Economic and financial tools come in two major forms: conservation pricing and rebates.
Conservation pricing involves setting the cost of water in a way that incents users to use less. For instance, some municipalities scale the cost of water to how much the consumer is using: the more they use, the higher their rate is. Conservation pricing can also help the municipality recover more of the costs of providing water, assisting in full cost accounting while still giving consumers the option to save money by using less. These actions are not restricted to large municipalities, in 2009 the Village of Mannville replaced or installed radio frequency (RF) water meters with data log capabilities in all residential, institutional and commercial buildings and began charging consumption fees at a rate of $1.50 per cubic meter on deep well water.

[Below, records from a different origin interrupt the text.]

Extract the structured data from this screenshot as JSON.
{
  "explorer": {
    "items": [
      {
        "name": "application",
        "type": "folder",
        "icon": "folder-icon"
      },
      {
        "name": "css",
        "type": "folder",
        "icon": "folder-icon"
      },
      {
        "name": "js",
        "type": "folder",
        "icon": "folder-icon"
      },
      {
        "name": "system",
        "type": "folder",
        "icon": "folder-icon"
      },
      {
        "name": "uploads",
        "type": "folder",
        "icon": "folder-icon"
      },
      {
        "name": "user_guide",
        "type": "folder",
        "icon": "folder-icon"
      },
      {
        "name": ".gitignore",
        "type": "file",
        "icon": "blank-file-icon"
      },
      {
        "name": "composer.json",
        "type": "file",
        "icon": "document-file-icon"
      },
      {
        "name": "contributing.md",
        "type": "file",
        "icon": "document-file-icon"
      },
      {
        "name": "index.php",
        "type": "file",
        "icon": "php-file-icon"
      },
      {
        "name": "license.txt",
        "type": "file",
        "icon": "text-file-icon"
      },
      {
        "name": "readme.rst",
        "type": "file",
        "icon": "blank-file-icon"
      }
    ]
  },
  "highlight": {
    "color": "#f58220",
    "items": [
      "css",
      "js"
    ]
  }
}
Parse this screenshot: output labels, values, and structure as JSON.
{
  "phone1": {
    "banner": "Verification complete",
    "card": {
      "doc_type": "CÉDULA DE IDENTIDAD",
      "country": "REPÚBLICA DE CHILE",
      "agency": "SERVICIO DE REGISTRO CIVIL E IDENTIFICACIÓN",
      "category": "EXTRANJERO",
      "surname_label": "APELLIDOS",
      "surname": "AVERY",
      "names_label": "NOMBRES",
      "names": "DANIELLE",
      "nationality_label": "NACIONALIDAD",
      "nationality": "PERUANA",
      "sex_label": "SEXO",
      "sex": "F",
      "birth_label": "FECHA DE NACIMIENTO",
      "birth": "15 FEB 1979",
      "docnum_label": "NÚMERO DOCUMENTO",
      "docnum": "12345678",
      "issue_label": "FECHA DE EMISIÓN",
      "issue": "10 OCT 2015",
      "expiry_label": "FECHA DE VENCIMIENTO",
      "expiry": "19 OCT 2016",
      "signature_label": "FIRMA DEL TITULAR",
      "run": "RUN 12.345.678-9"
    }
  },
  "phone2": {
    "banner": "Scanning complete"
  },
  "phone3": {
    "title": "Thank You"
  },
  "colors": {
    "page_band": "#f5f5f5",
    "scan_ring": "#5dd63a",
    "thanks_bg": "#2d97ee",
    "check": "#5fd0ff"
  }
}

Rebates, on the other hand, provide a direct incentive to implement more efficient technology. These are especially helpful with technology like water-efficient fixtures. The large majority of people who renovate their homes or businesses already install these fixtures, so bylaws requiring them no longer have much of an effect. However, the people who don’t renovate or build new structures may still have old, wasteful structures. Rebates make renovations more attractive to these home and business owners by lowering the cost of installing new fixtures. Numerous Alberta municipalities have instituted rebates on the purchase of low-flow toilets. Rebates can also incentivize consumers to adopt technologies like rain collection barrels or use water-conserving landscaping elements like mulch ground cover. Some centres have extended these rebates to businesses as well as residents.

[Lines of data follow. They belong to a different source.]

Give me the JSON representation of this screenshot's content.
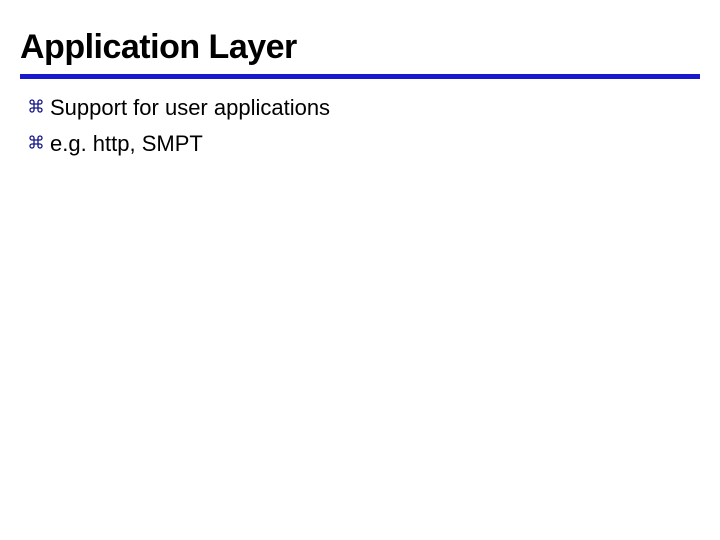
{
  "slide": {
    "title": "Application Layer",
    "bullets": [
      {
        "text": "Support for user applications"
      },
      {
        "text": "e.g. http, SMPT"
      }
    ]
  },
  "colors": {
    "underline": "#1818cc",
    "bullet": "#181888"
  }
}
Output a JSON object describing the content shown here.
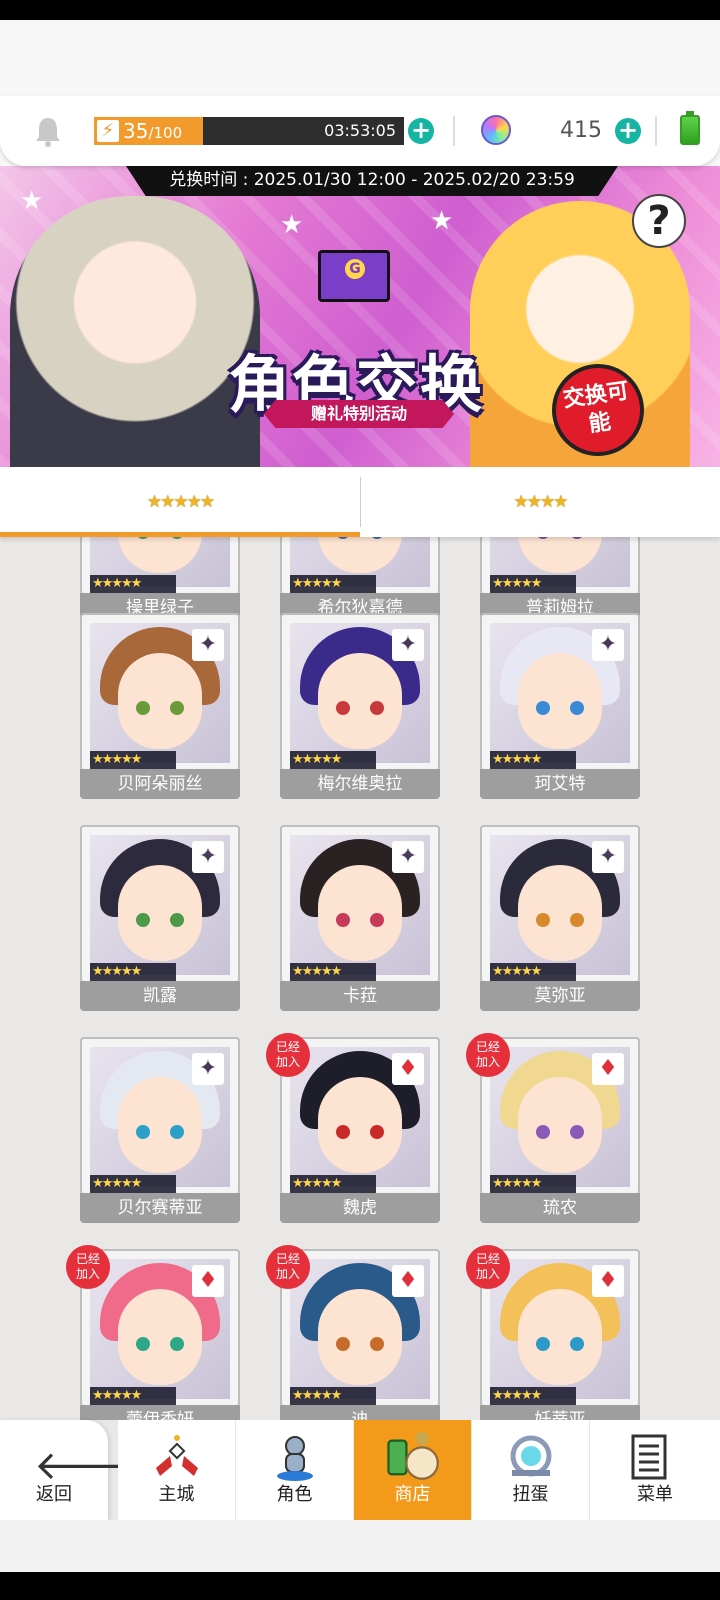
{
  "resources": {
    "stamina_current": "35",
    "stamina_max": "/100",
    "stamina_fraction": 0.35,
    "stamina_timer": "03:53:05",
    "gem_count": "415"
  },
  "banner": {
    "period": "兑换时间 : 2025.01/30 12:00 - 2025.02/20 23:59",
    "title": "角色交换",
    "subtitle": "赠礼特别活动",
    "badge": "交换可能",
    "help": "?"
  },
  "tabs": [
    {
      "label": "★★★★★",
      "active": true
    },
    {
      "label": "★★★★",
      "active": false
    }
  ],
  "cards": [
    {
      "name": "操里绿子",
      "joined": false,
      "suit": "dark",
      "hair": "#3a3a52",
      "eye": "#4a9a6a"
    },
    {
      "name": "希尔狄嘉德",
      "joined": false,
      "suit": "dark",
      "hair": "#6a7aa8",
      "eye": "#3a6aba"
    },
    {
      "name": "普莉姆拉",
      "joined": false,
      "suit": "dark",
      "hair": "#7a5a8a",
      "eye": "#8a4aa8"
    },
    {
      "name": "贝阿朵丽丝",
      "joined": false,
      "suit": "dark",
      "hair": "#a8683a",
      "eye": "#6a9a3a"
    },
    {
      "name": "梅尔维奥拉",
      "joined": false,
      "suit": "dark",
      "hair": "#3a2a8a",
      "eye": "#c83a3a"
    },
    {
      "name": "珂艾特",
      "joined": false,
      "suit": "dark",
      "hair": "#e8e8f4",
      "eye": "#3a8ad8"
    },
    {
      "name": "凯露",
      "joined": false,
      "suit": "dark",
      "hair": "#2e2a3e",
      "eye": "#4a9a4a"
    },
    {
      "name": "卡菈",
      "joined": false,
      "suit": "dark",
      "hair": "#2a2222",
      "eye": "#c83a5a"
    },
    {
      "name": "莫弥亚",
      "joined": false,
      "suit": "dark",
      "hair": "#2a2a3a",
      "eye": "#d88a2a"
    },
    {
      "name": "贝尔赛蒂亚",
      "joined": false,
      "suit": "dark",
      "hair": "#e4e8f0",
      "eye": "#2aa0c8"
    },
    {
      "name": "魏虎",
      "joined": true,
      "suit": "red",
      "hair": "#1e1e2a",
      "eye": "#c82a2a"
    },
    {
      "name": "琉农",
      "joined": true,
      "suit": "red",
      "hair": "#f0d890",
      "eye": "#8a5ab8"
    },
    {
      "name": "蕾伊香妍",
      "joined": true,
      "suit": "red",
      "hair": "#f06a8a",
      "eye": "#2aa888"
    },
    {
      "name": "迪",
      "joined": true,
      "suit": "red",
      "hair": "#2a5a8a",
      "eye": "#c86a2a"
    },
    {
      "name": "妊蒂亚",
      "joined": true,
      "suit": "red",
      "hair": "#f4c05a",
      "eye": "#2a9ac8"
    }
  ],
  "joined_label": "已经加入",
  "rarity_stars": "★★★★★",
  "nav": {
    "back": "返回",
    "items": [
      "主城",
      "角色",
      "商店",
      "扭蛋",
      "菜单"
    ],
    "active_index": 2
  },
  "colors": {
    "accent": "#f29a2b",
    "plus": "#16b4a2",
    "joined_badge": "#e5303c",
    "name_plate": "#9e9e9e"
  },
  "icons": [
    "bell-icon",
    "lightning-icon",
    "plus-icon",
    "gem-icon",
    "battery-icon",
    "help-icon",
    "back-arrow-icon",
    "castle-icon",
    "character-icon",
    "shop-icon",
    "gacha-icon",
    "menu-icon"
  ]
}
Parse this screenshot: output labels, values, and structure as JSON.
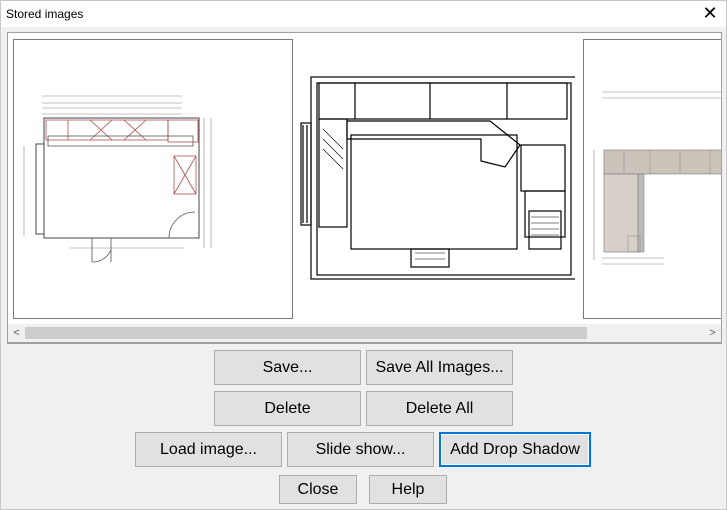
{
  "window": {
    "title": "Stored images",
    "close_glyph": "✕"
  },
  "gallery": {
    "thumbnails": [
      {
        "name": "floor-plan-thumbnail",
        "selected": false
      },
      {
        "name": "3d-plan-view-thumbnail",
        "selected": false
      },
      {
        "name": "elevation-thumbnail",
        "selected": false
      }
    ],
    "scroll_left_glyph": "<",
    "scroll_right_glyph": ">"
  },
  "buttons": {
    "save": "Save...",
    "save_all": "Save All Images...",
    "delete": "Delete",
    "delete_all": "Delete All",
    "load_image": "Load image...",
    "slide_show": "Slide show...",
    "add_drop_shadow": "Add Drop Shadow",
    "close": "Close",
    "help": "Help"
  },
  "colors": {
    "accent": "#0078d7",
    "button_face": "#e1e1e1",
    "dialog_bg": "#f0f0f0"
  }
}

The Federation of Canadian Municipalities has funding available through the Green Municipal Fund for projects that target end-use water consumption.

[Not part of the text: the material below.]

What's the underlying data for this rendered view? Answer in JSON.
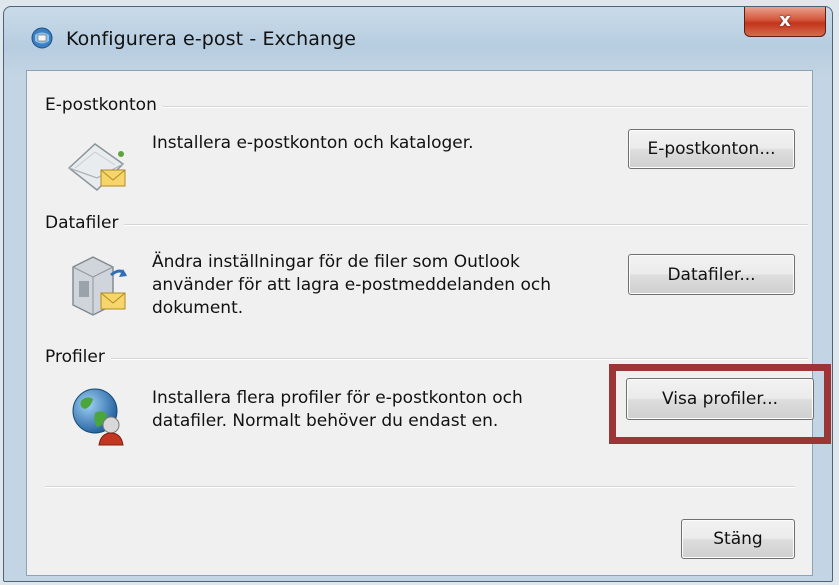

Education and outreach initiatives that inform water users about water conservation programs are needed for a successful program. Even mandatory programs such as watering restrictions are rarely successful without promotion and outreach. The most effective education programs will increase public knowledge about the need for water conservation and the potential benefits of demand management. In addition, these programs should provide information to individuals on how to participate in local conservation initiatives.
A good water education and outreach program should:
- Instill conservation habits in water users
- Heighten public awareness of the need to conserve water to the point where other initiatives, such as volume-based pricing and regulation, become acceptable and can be implemented
- Continue awareness through regular public reminders of the need for conservation
- Change values towards a lasting ‘water ethic’
Examples of outreach include providing information on municipal websites or advertising in local media, sending staff or volunteers to community events or into local schools as outreach, or sending mailouts to local businesses. The City of Brooks has taken a multi-faceted approach to water conservation outreach which includes:
- Water Wise Plant Tag Program - to educate and encourage residents to purchase plants that aid in water conservation. Any plant that is native to the Brooks area, or requires little watering, will be marked with a special tag.
- Water Use Scorecard - The City provides residents with the opportunity to assess where and how they use water and their water use efficiency with a Water Use Scorecard. Citizens can then check out the City’s brochure, 100 Ways to Conserve Water, for ideas on how to improve their score.
- Yellowfish Road Program - The City’s Environmental Advisory Committee has partnered with Trout Unlimited Canada to bring the Yellowfish Road Program to Brooks. A variety of youth groups are encouraged to sign out painting kits and paint yellow fish on the storm drains throughout Brooks to remind residents of where the water and items that get washed down the storm drains end up.
- Xeriscaping - The City’s Environmental Advisory Committee and Parks Services Department recently partnered with local Girl Guides to design and plant two flower beds in a City Park with natural and water wise plants. The Xeriscaping Demo Bed is in a highly visible area and residents are encouraged to look at the bed to understand how easy xeriscaping can be, and how much water we can be saved.